THE MUSIC – The Enigma Variations, though humble and domestically adorable in inception, settled Edward Elgar’s reputation once and for all on the international stage. It was a personal triumph that also served as a signal to the rest of Europe that England need no longer bow before the elite musical countries on the continent. The “Enigma” mentioned in the subtitle referred not to a single riddle in the score but two, the easiest to solve being the “friends pictured within.” Each of the fourteen variations bears the initials or nicknames of people close to the composer, including his wife, various fellow musicians and even himself. Only Variation XIII (“ *** ”) was left open to conjecture. The three asterisks placed there by Elgar were guessed at for many decades with the only a contained quote from Mendelssohn’s Calm Sea and Prosperous Voyage available for guidance. We know who it is now, as you will see in the accompanying Dramatis Personae by Scott Foglesong, but the question itself is emblematic of this music’s status as a delightful investigational puzzle among Elgar’s peers and admirers. For historians, then and now, the second of the “Enigma’s” is the one that keeps the library candles lit until dawn. It is the notion that a hidden meta-theme haunts the original melody. Elgar himself encouraged this rumor of a popular tune that, though not literally extant in his music, was the material upon which his motto was based as a counterpoint. Whether or not this was just a savvy bit of marketing and misdirection, we will never know. Elgar took the truth with him to the grave and enjoyed every second of the speculation he heard in the meantime. The trendiest among the ongoing scholarly “solutions” to the supposed master enigma include Rule Britannia (the favored choice of an Elgar Society Journal correspondent), Auld Lang Syne (the favored choice of just about everyone else for a while), Pop Goes the Weasel, and recently, the Dies Irae.

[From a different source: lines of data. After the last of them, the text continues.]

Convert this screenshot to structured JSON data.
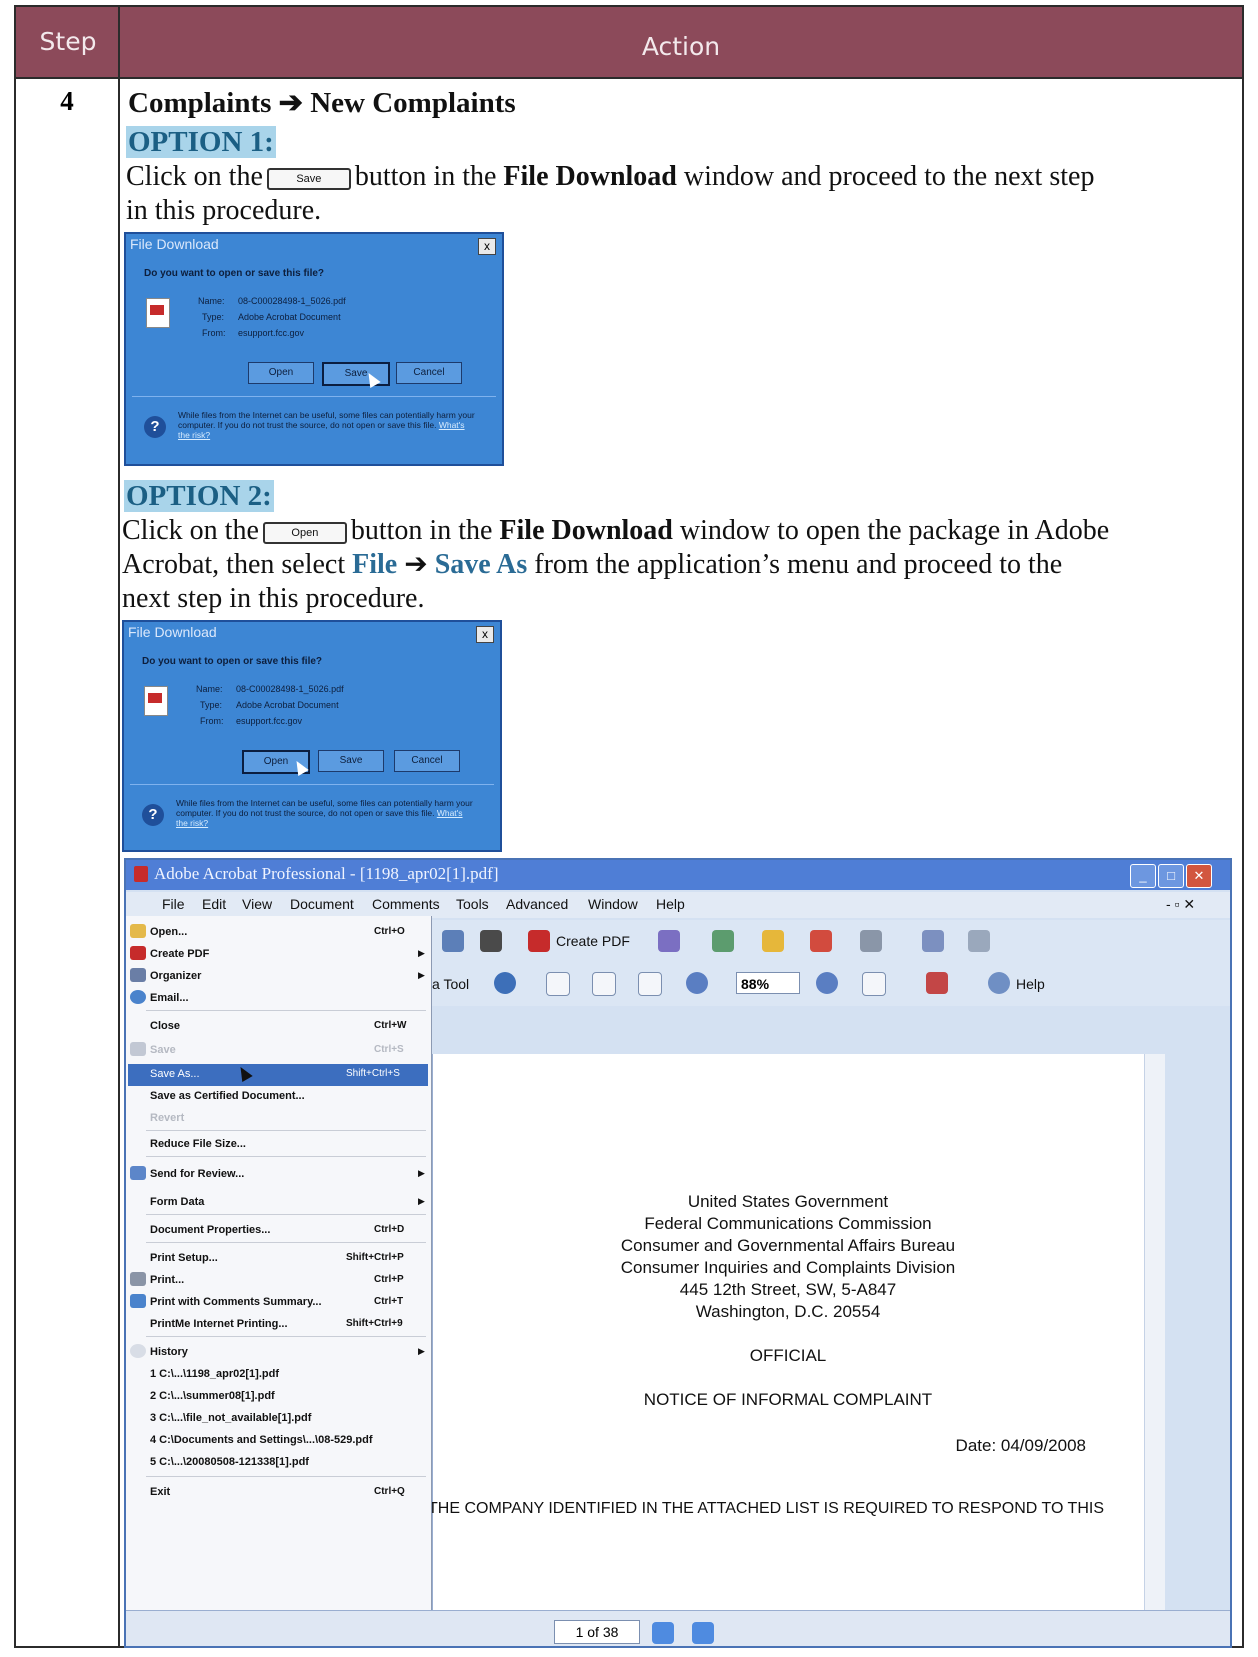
{
  "table": {
    "col_step": "Step",
    "col_action": "Action",
    "step_number": "4"
  },
  "heading": {
    "part1": "Complaints",
    "arrow": "➔",
    "part2": "New Complaints"
  },
  "option1": {
    "label": "OPTION 1:",
    "text_a": "Click on the",
    "button": "Save",
    "text_b": "button in the",
    "window_name": "File Download",
    "text_c": "window and proceed to the next step",
    "text_d": "in this procedure."
  },
  "option2": {
    "label": "OPTION 2:",
    "text_a": "Click on the",
    "button": "Open",
    "text_b": "button in the",
    "window_name": "File Download",
    "text_c": "window to open the package in Adobe",
    "text_d": "Acrobat, then select",
    "menu_file": "File",
    "arrow": "➔",
    "menu_saveas": "Save As",
    "text_e": "from the application’s menu and proceed to the",
    "text_f": "next step in this procedure."
  },
  "dialog": {
    "title": "File Download",
    "question": "Do you want to open or save this file?",
    "name_label": "Name:",
    "name_value_1": "08-C00028498-1_5026.pdf",
    "name_value_2": "08-C00028498-1_5026.pdf",
    "type_label": "Type:",
    "type_value": "Adobe Acrobat Document",
    "from_label": "From:",
    "from_value": "esupport.fcc.gov",
    "btn_open": "Open",
    "btn_save": "Save",
    "btn_cancel": "Cancel",
    "warning": "While files from the Internet can be useful, some files can potentially harm your computer. If you do not trust the source, do not open or save this file.",
    "risk_link": "What's the risk?",
    "close": "x"
  },
  "acrobat": {
    "title": "Adobe Acrobat Professional - [1198_apr02[1].pdf]",
    "menus": [
      "File",
      "Edit",
      "View",
      "Document",
      "Comments",
      "Tools",
      "Advanced",
      "Window",
      "Help"
    ],
    "create_pdf": "Create PDF",
    "tool_label": "Tool",
    "zoom": "88%",
    "help": "Help",
    "page_indicator": "1 of 38",
    "file_menu": [
      {
        "label": "Open...",
        "shortcut": "Ctrl+O"
      },
      {
        "label": "Create PDF",
        "shortcut": ""
      },
      {
        "label": "Organizer",
        "shortcut": ""
      },
      {
        "label": "Email...",
        "shortcut": ""
      },
      {
        "label": "Close",
        "shortcut": "Ctrl+W"
      },
      {
        "label": "Save",
        "shortcut": "Ctrl+S"
      },
      {
        "label": "Save As...",
        "shortcut": "Shift+Ctrl+S"
      },
      {
        "label": "Save as Certified Document...",
        "shortcut": ""
      },
      {
        "label": "Revert",
        "shortcut": ""
      },
      {
        "label": "Reduce File Size...",
        "shortcut": ""
      },
      {
        "label": "Send for Review...",
        "shortcut": ""
      },
      {
        "label": "Form Data",
        "shortcut": ""
      },
      {
        "label": "Document Properties...",
        "shortcut": "Ctrl+D"
      },
      {
        "label": "Print Setup...",
        "shortcut": "Shift+Ctrl+P"
      },
      {
        "label": "Print...",
        "shortcut": "Ctrl+P"
      },
      {
        "label": "Print with Comments Summary...",
        "shortcut": "Ctrl+T"
      },
      {
        "label": "PrintMe Internet Printing...",
        "shortcut": "Shift+Ctrl+9"
      },
      {
        "label": "History",
        "shortcut": ""
      },
      {
        "label": "1 C:\\...\\1198_apr02[1].pdf",
        "shortcut": ""
      },
      {
        "label": "2 C:\\...\\summer08[1].pdf",
        "shortcut": ""
      },
      {
        "label": "3 C:\\...\\file_not_available[1].pdf",
        "shortcut": ""
      },
      {
        "label": "4 C:\\Documents and Settings\\...\\08-529.pdf",
        "shortcut": ""
      },
      {
        "label": "5 C:\\...\\20080508-121338[1].pdf",
        "shortcut": ""
      },
      {
        "label": "Exit",
        "shortcut": "Ctrl+Q"
      }
    ],
    "document": {
      "line1": "United States Government",
      "line2": "Federal Communications Commission",
      "line3": "Consumer and Governmental Affairs Bureau",
      "line4": "Consumer Inquiries and Complaints Division",
      "line5": "445 12th Street, SW, 5-A847",
      "line6": "Washington, D.C. 20554",
      "official": "OFFICIAL",
      "notice": "NOTICE OF INFORMAL COMPLAINT",
      "date": "Date: 04/09/2008",
      "bottom_line": "THE COMPANY IDENTIFIED IN THE ATTACHED LIST IS REQUIRED TO RESPOND TO THIS"
    }
  }
}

THE WORLD – Elsewhere in 1899, Cuba was officially rid of Spanish rule, Sudan began a 56-year period of joint Egyptian/British control, the Fiat automotive company was founded in Italy and Who’s Who in America was published for the first time.
THE CONNECTION – Enigma Variations was last performed on the Utah Symphony’s Masterworks series in 2012. Mark Wigglesworth was the conductor.